Upshur, J. 153–4, 194
Urquhart, A. 98–9, 119
usefulness: of assessment 25, 45,
55, 58, 61–3, 80–6, 214
utilisation: in an assessment use
argument 84
Valdez-Pierce, L. 51, 54
Valette, R. 175, 179
validation 76, 80, 83, 85, 155,
178, 218; content 78;
concurrent 80; predictive 80;
construct 81 cognitive 81
validator 55–6, 81, 83
validity 49, 59, 75–6, 89, 94,
177–8; changing definitions
214; cognitive 81, 82, 96;
concurrent 80; consequential
96; construct 20, 81–2;
content 78–9, 82, 225; context
95; convergent 81, 179;
criterion related 79–80, 96;
divergent 81, 179; face 79, 87;
of formative assessment 91; of
interactive speaking tests 132,
144, 157; predictive 80;
scoring 96; of teacher
assessments 219; threats to 77
Van Lier, L. 211
variability of washback 89
VERSANT test 125–6, 161, 165
version: of test/assessment 45,
video: use of in tests of
comprehension 108–9
Vygotsky, L. 207
Wagner, E. 110
Walsh, S. 159
washback: direction 16, 86–9,
143; intensity 89; model of 87;
variability 87–9, 110, 140,
weighting 33, 34, 51; of rating
criteria 137, 141, 146
Weigle, S. 72, 145, 146
Weir, C. 22, 60, 81, 84, 95,
98–101, 107, 111, 119,
175–7, 202, 206, 213, 215,
Wenger, E. 217
White, R. 19
Widdowson, H. 204
Wiggins, G. 14, 91–2
Wilds, C. 192
Wiliam, D. 14, 68, 91–2, 118,
159, 207–8, 209, 211
Wilson, J. 131
Winke, P. 218
writing: sample tasks 161–3; of
test items 41–5 see also rating

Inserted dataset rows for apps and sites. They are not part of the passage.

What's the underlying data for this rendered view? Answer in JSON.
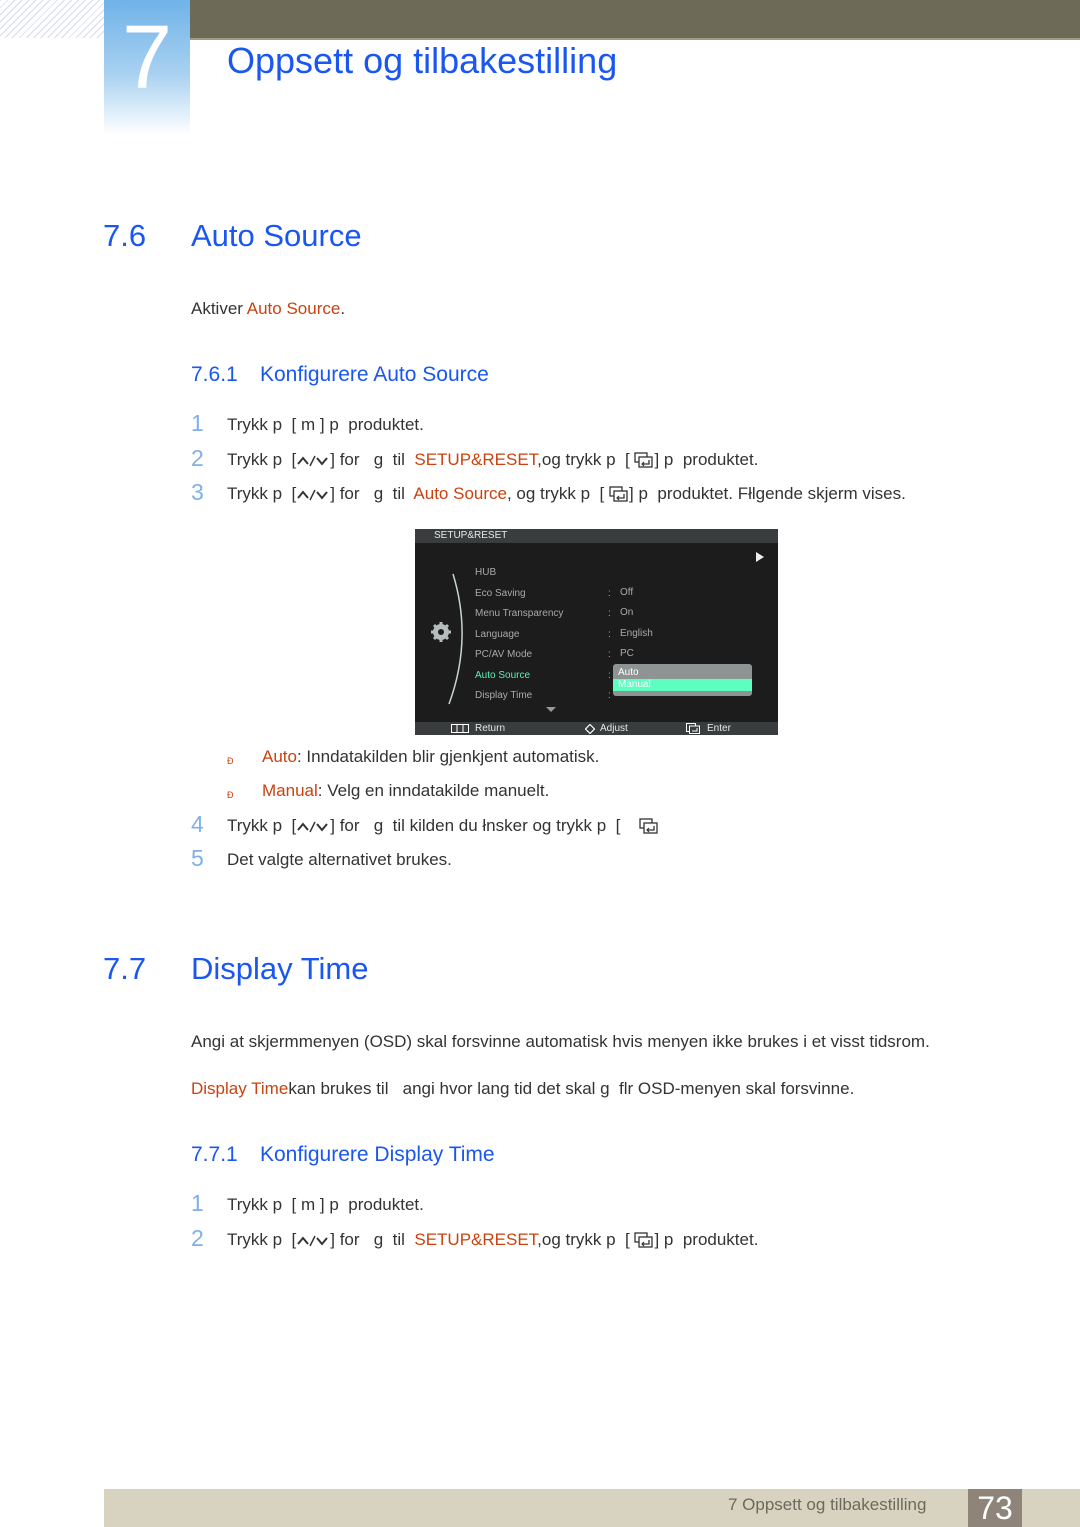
{
  "header": {
    "chapter_number": "7",
    "chapter_title": "Oppsett og tilbakestilling"
  },
  "section_7_6": {
    "number": "7.6",
    "title": "Auto Source",
    "intro_prefix": "Aktiver ",
    "intro_highlight": "Auto Source",
    "intro_suffix": ".",
    "subsection": {
      "number": "7.6.1",
      "title": "Konfigurere Auto Source"
    },
    "steps": [
      {
        "num": "1",
        "a": "Trykk p  [ ",
        "key": "m",
        "b": " ] p  produktet."
      },
      {
        "num": "2",
        "a": "Trykk p  [",
        "b": "] for   g  til  ",
        "hl": "SETUP&RESET",
        "c": ",og trykk p  [ ",
        "d": "] p  produktet."
      },
      {
        "num": "3",
        "a": "Trykk p  [",
        "b": "] for   g  til  ",
        "hl": "Auto Source",
        "c": ", og trykk p  [ ",
        "d": "] p  produktet. Fłlgende skjerm vises."
      },
      {
        "num": "4",
        "a": "Trykk p  [",
        "b": "] for   g  til kilden du łnsker og trykk p  [ "
      },
      {
        "num": "5",
        "a": "Det valgte alternativet brukes."
      }
    ],
    "bullets": [
      {
        "marker": "Ð",
        "hl": "Auto",
        "text": ": Inndatakilden blir gjenkjent automatisk."
      },
      {
        "marker": "Ð",
        "hl": "Manual",
        "text": ": Velg en inndatakilde manuelt."
      }
    ]
  },
  "osd": {
    "title": "SETUP&RESET",
    "items": [
      {
        "label": "HUB",
        "value": ""
      },
      {
        "label": "Eco Saving",
        "value": "Off"
      },
      {
        "label": "Menu Transparency",
        "value": "On"
      },
      {
        "label": "Language",
        "value": "English"
      },
      {
        "label": "PC/AV Mode",
        "value": "PC"
      },
      {
        "label": "Auto Source",
        "value": ""
      },
      {
        "label": "Display Time",
        "value": ""
      }
    ],
    "colon": ":",
    "dropdown_options": [
      "Auto",
      "Manual"
    ],
    "selected_option": "Manual",
    "bottom": {
      "return": "Return",
      "adjust": "Adjust",
      "enter": "Enter"
    },
    "colors": {
      "active": "#5cf0b0",
      "highlight_bg": "#5cffbf",
      "item": "#a9a9a9"
    }
  },
  "section_7_7": {
    "number": "7.7",
    "title": "Display Time",
    "para1": "Angi at skjermmenyen (OSD) skal forsvinne automatisk hvis menyen ikke brukes i et visst tidsrom.",
    "para2_hl": "Display Time",
    "para2_text": "kan brukes til   angi hvor lang tid det skal g  flr OSD-menyen skal forsvinne.",
    "subsection": {
      "number": "7.7.1",
      "title": "Konfigurere Display Time"
    },
    "steps": [
      {
        "num": "1",
        "a": "Trykk p  [ ",
        "key": "m",
        "b": " ] p  produktet."
      },
      {
        "num": "2",
        "a": "Trykk p  [",
        "b": "] for   g  til  ",
        "hl": "SETUP&RESET",
        "c": ",og trykk p  [ ",
        "d": "] p  produktet."
      }
    ]
  },
  "footer": {
    "chapter_label": "7 Oppsett og tilbakestilling",
    "page_number": "73"
  },
  "colors": {
    "heading_blue": "#1a56f0",
    "highlight_orange": "#c9420f",
    "step_number": "#7fb0ea",
    "topbar": "#6d6b58",
    "footer_bar": "#d8d3c1",
    "page_box": "#8e847a"
  }
}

scales; script
Xi, X. 217
young learners 164, 209
Young, R. 132, 135, 140
Yule, G. 129
zone of proximal development